▶ What you need to do: Your answer is to be every line of the material that includes the string "true".

BEGIN

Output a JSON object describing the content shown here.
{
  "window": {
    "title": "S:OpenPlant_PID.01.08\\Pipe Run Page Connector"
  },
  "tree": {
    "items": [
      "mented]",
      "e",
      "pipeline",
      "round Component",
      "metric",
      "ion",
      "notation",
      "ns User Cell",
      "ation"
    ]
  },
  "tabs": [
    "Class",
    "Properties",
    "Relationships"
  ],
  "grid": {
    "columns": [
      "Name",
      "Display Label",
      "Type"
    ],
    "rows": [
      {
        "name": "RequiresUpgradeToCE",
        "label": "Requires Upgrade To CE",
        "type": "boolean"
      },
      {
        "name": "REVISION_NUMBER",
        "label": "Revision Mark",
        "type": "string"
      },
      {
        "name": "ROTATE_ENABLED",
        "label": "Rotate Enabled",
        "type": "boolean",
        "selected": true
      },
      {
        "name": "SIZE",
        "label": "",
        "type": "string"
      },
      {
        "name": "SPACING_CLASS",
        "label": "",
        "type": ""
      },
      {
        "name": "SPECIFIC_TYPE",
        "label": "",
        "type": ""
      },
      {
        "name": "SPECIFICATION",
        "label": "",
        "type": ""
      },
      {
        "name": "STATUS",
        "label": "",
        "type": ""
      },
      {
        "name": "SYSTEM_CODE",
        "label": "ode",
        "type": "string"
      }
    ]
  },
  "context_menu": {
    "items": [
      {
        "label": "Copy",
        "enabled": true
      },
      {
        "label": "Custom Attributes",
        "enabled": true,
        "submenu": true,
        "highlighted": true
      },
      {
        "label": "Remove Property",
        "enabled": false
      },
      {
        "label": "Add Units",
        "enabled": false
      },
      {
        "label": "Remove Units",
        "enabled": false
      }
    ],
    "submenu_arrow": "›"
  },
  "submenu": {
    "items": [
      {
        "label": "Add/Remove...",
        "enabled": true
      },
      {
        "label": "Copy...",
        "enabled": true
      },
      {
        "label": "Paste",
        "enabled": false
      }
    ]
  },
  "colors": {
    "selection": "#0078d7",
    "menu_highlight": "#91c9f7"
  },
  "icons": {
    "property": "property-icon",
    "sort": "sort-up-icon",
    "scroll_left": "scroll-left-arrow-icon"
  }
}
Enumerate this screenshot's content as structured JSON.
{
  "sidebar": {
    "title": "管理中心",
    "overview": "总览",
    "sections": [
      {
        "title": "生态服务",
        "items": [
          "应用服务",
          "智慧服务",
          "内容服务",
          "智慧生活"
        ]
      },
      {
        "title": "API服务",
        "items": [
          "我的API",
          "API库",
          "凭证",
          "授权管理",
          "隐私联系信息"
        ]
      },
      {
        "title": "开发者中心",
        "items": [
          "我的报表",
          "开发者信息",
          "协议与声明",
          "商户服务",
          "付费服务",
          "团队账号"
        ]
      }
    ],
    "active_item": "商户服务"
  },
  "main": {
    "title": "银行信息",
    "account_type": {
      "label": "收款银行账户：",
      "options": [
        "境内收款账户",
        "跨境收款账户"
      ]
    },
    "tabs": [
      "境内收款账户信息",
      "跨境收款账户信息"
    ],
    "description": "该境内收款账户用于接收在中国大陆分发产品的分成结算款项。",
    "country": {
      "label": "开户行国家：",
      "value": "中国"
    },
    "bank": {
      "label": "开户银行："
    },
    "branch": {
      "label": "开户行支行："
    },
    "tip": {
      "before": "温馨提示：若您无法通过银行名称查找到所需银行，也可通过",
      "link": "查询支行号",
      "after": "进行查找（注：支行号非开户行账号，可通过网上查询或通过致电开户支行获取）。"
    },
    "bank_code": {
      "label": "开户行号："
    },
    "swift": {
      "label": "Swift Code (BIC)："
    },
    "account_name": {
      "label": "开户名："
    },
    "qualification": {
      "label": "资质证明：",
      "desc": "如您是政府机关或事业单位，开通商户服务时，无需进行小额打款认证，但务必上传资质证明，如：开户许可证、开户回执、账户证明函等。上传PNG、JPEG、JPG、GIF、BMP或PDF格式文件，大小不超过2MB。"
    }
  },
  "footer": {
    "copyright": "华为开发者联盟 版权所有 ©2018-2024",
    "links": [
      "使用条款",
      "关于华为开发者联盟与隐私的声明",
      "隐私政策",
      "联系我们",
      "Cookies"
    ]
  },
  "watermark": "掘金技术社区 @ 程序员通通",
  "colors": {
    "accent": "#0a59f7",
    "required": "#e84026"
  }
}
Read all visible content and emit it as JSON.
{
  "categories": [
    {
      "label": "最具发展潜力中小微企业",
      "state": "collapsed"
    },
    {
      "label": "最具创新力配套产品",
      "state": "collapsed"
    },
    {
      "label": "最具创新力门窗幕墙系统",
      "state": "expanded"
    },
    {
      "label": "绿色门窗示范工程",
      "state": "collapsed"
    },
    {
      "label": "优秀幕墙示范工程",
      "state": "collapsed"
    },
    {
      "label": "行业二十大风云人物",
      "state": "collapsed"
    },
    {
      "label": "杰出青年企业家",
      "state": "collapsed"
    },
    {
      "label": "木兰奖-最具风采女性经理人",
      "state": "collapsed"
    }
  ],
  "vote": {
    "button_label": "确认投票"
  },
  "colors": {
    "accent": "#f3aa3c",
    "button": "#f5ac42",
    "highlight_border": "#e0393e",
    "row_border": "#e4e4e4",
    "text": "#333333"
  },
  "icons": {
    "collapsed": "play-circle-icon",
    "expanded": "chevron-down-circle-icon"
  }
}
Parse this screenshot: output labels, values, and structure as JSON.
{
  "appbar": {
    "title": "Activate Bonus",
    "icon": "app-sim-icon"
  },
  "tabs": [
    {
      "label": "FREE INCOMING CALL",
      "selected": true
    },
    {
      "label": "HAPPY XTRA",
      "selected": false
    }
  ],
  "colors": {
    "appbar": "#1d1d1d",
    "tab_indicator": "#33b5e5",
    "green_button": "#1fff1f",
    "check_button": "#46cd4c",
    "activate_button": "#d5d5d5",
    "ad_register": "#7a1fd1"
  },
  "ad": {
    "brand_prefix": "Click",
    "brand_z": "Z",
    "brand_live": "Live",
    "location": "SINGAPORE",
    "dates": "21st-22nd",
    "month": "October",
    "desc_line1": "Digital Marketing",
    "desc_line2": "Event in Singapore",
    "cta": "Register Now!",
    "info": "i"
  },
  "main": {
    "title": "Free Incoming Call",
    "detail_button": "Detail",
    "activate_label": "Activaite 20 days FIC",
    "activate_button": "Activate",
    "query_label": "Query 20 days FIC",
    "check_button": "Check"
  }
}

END

▶ Response for this exercise:
        "selected": true
        "enabled": true
        "enabled": true,
        "submenu": true,
        "highlighted": true
        "enabled": true
        "enabled": true
      "selected": true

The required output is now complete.